-------- SUPPLIED RECORDS
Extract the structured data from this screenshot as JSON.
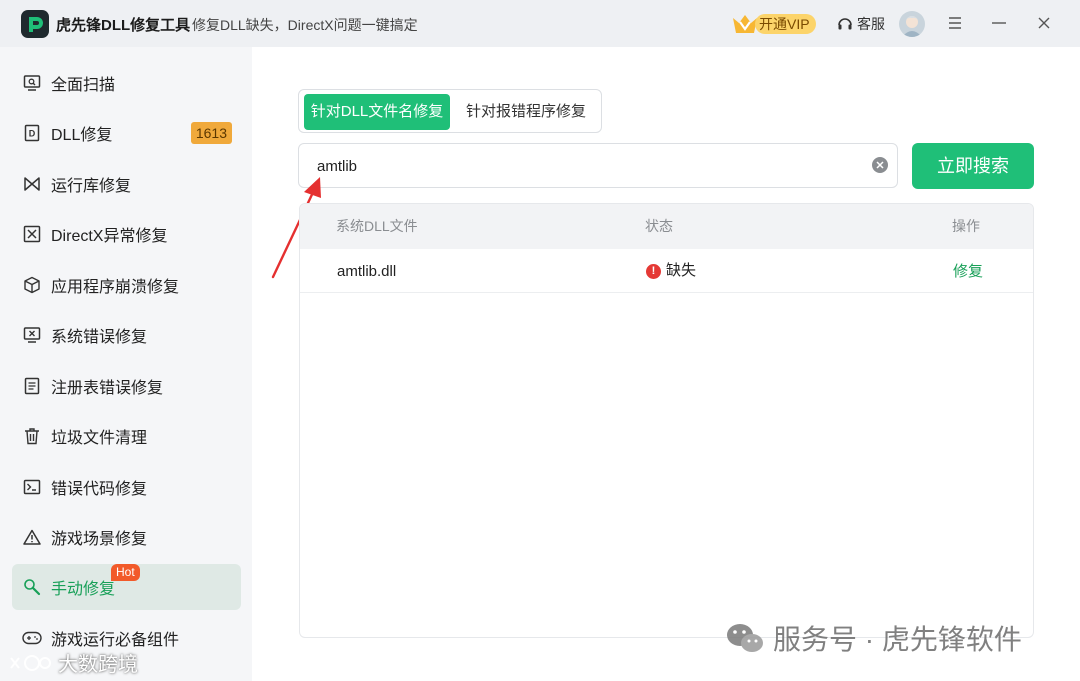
{
  "titlebar": {
    "app_title": "虎先锋DLL修复工具",
    "subtitle": "修复DLL缺失，DirectX问题一键搞定",
    "vip_label": "开通VIP",
    "service_label": "客服"
  },
  "sidebar": {
    "items": [
      {
        "label": "全面扫描",
        "icon": "monitor-scan-icon"
      },
      {
        "label": "DLL修复",
        "icon": "dll-file-icon",
        "badge": "1613"
      },
      {
        "label": "运行库修复",
        "icon": "bowtie-icon"
      },
      {
        "label": "DirectX异常修复",
        "icon": "x-box-icon"
      },
      {
        "label": "应用程序崩溃修复",
        "icon": "cube-icon"
      },
      {
        "label": "系统错误修复",
        "icon": "monitor-x-icon"
      },
      {
        "label": "注册表错误修复",
        "icon": "document-icon"
      },
      {
        "label": "垃圾文件清理",
        "icon": "trash-icon"
      },
      {
        "label": "错误代码修复",
        "icon": "terminal-icon"
      },
      {
        "label": "游戏场景修复",
        "icon": "warning-icon"
      },
      {
        "label": "手动修复",
        "icon": "wrench-icon",
        "hot": "Hot"
      },
      {
        "label": "游戏运行必备组件",
        "icon": "gamepad-icon"
      }
    ]
  },
  "tabs": {
    "tab1": "针对DLL文件名修复",
    "tab2": "针对报错程序修复"
  },
  "search": {
    "value": "amtlib",
    "button": "立即搜索"
  },
  "table": {
    "headers": [
      "系统DLL文件",
      "状态",
      "操作"
    ],
    "rows": [
      {
        "file": "amtlib.dll",
        "status": "缺失",
        "action": "修复"
      }
    ]
  },
  "watermark": {
    "text": "服务号 · 虎先锋软件",
    "text2": "大数跨境"
  },
  "colors": {
    "accent": "#1fbf78",
    "badge": "#f0a93b",
    "hot": "#f25a2a",
    "missing": "#e53935"
  }
}
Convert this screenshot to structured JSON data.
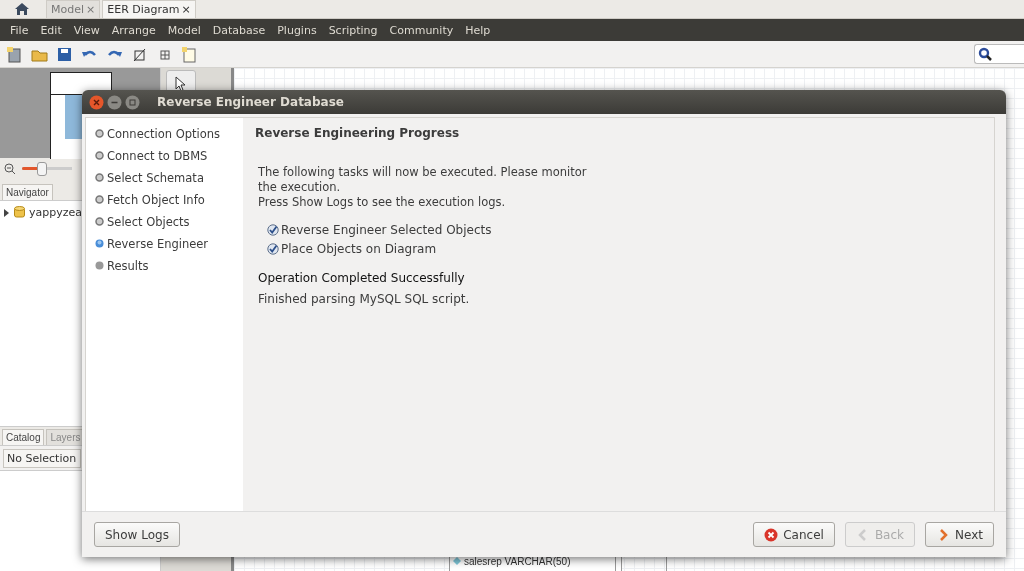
{
  "app_tabs": [
    {
      "label": "Model",
      "close": "×",
      "selected": false
    },
    {
      "label": "EER Diagram",
      "close": "×",
      "selected": true
    }
  ],
  "menu": [
    "File",
    "Edit",
    "View",
    "Arrange",
    "Model",
    "Database",
    "Plugins",
    "Scripting",
    "Community",
    "Help"
  ],
  "navigator": {
    "tab": "Navigator",
    "level": 0.4
  },
  "tree": [
    {
      "label": "yappyzea",
      "expanded": false
    }
  ],
  "sidebar_tabs": [
    {
      "label": "Catalog",
      "selected": true
    },
    {
      "label": "Layers",
      "selected": false
    }
  ],
  "selection": "No Selection",
  "canvas": {
    "entity_row": "salesrep VARCHAR(50)"
  },
  "dialog": {
    "title": "Reverse Engineer Database",
    "steps": [
      {
        "label": "Connection Options",
        "done": true,
        "selected": false
      },
      {
        "label": "Connect to DBMS",
        "done": true,
        "selected": false
      },
      {
        "label": "Select Schemata",
        "done": true,
        "selected": false
      },
      {
        "label": "Fetch Object Info",
        "done": true,
        "selected": false
      },
      {
        "label": "Select Objects",
        "done": true,
        "selected": false
      },
      {
        "label": "Reverse Engineer",
        "done": false,
        "selected": true
      },
      {
        "label": "Results",
        "done": false,
        "selected": false
      }
    ],
    "heading": "Reverse Engineering Progress",
    "intro": [
      "The following tasks will now be executed. Please monitor the execution.",
      "Press Show Logs to see the execution logs."
    ],
    "tasks": [
      {
        "label": "Reverse Engineer Selected Objects",
        "checked": true
      },
      {
        "label": "Place Objects on Diagram",
        "checked": true
      }
    ],
    "status_title": "Operation Completed Successfully",
    "status_message": "Finished parsing MySQL SQL script.",
    "left_buttons": [
      {
        "label": "Show Logs",
        "disabled": false
      }
    ],
    "right_buttons": [
      {
        "label": "Cancel",
        "kind": "cancel",
        "disabled": false
      },
      {
        "label": "Back",
        "kind": "back",
        "disabled": true
      },
      {
        "label": "Next",
        "kind": "next",
        "disabled": false
      }
    ]
  }
}
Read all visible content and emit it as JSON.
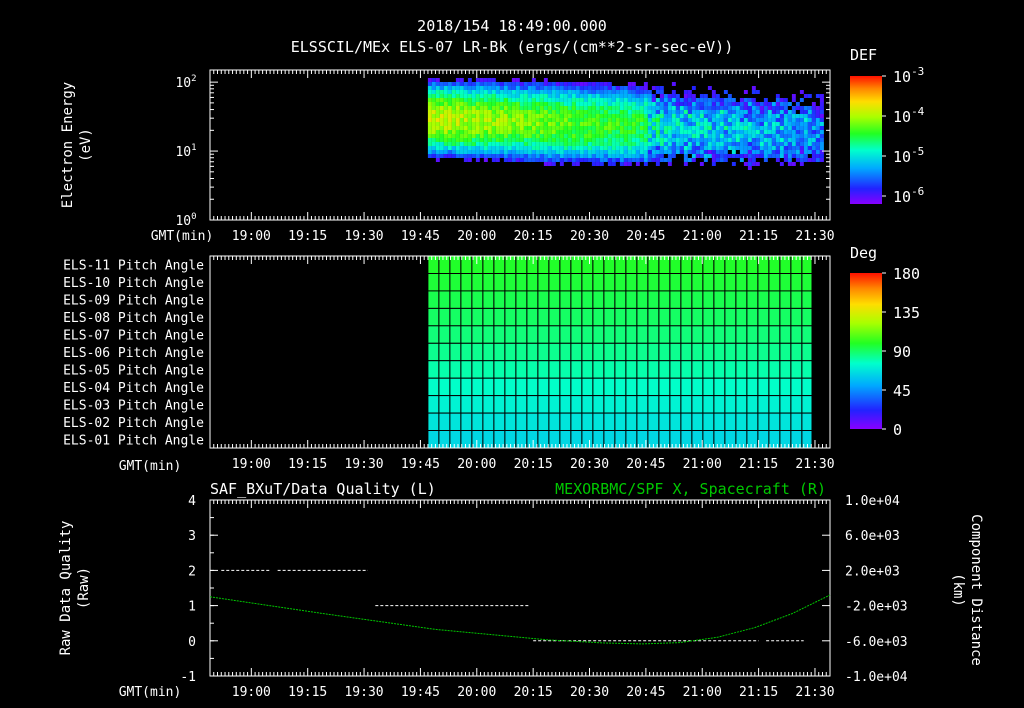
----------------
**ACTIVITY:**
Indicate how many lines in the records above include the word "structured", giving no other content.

**YOUR SOLUTION:**
2